#### [Information supplied]

= = = = = = =

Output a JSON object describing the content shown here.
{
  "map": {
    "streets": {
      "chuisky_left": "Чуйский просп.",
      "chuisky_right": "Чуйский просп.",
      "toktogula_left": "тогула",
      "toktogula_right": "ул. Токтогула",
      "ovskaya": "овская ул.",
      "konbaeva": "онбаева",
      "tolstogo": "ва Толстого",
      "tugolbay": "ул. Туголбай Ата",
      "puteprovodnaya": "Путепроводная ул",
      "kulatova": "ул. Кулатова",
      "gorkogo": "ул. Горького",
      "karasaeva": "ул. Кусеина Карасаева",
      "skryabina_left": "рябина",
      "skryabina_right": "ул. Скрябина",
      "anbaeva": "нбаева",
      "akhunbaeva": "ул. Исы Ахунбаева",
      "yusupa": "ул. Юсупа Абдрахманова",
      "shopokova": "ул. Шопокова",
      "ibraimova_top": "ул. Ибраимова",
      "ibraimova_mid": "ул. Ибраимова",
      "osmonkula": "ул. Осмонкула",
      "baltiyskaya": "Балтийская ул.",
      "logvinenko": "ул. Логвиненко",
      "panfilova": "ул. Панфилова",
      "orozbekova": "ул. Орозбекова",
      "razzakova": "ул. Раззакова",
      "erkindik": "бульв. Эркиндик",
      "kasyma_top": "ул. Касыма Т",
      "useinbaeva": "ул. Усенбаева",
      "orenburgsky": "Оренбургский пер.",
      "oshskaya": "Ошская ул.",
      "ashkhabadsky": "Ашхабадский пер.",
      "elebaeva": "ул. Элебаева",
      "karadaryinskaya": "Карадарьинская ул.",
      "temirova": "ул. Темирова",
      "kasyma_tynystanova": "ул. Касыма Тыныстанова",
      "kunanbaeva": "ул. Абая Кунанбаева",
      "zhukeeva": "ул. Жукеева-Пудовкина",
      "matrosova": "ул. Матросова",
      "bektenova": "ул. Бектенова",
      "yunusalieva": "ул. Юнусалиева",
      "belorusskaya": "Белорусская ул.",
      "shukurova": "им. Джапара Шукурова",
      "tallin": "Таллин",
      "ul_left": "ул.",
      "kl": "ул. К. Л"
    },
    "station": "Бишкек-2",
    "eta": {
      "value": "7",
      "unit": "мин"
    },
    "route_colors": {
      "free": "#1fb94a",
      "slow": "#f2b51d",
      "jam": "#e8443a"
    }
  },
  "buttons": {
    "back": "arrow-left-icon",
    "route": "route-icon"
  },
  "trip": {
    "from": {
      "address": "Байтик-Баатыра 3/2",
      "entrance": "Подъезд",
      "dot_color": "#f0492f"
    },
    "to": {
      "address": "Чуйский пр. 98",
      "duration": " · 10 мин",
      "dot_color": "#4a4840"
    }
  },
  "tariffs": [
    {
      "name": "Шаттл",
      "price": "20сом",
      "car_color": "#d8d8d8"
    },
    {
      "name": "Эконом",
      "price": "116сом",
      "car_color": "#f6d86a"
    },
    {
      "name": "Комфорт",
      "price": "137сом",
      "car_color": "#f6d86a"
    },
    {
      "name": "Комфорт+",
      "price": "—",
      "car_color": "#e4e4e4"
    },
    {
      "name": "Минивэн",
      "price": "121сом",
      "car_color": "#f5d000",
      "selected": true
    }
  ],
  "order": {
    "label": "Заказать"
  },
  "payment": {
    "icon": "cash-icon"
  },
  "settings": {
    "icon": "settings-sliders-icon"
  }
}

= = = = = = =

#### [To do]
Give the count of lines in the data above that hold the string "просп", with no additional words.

#### [Your response]
2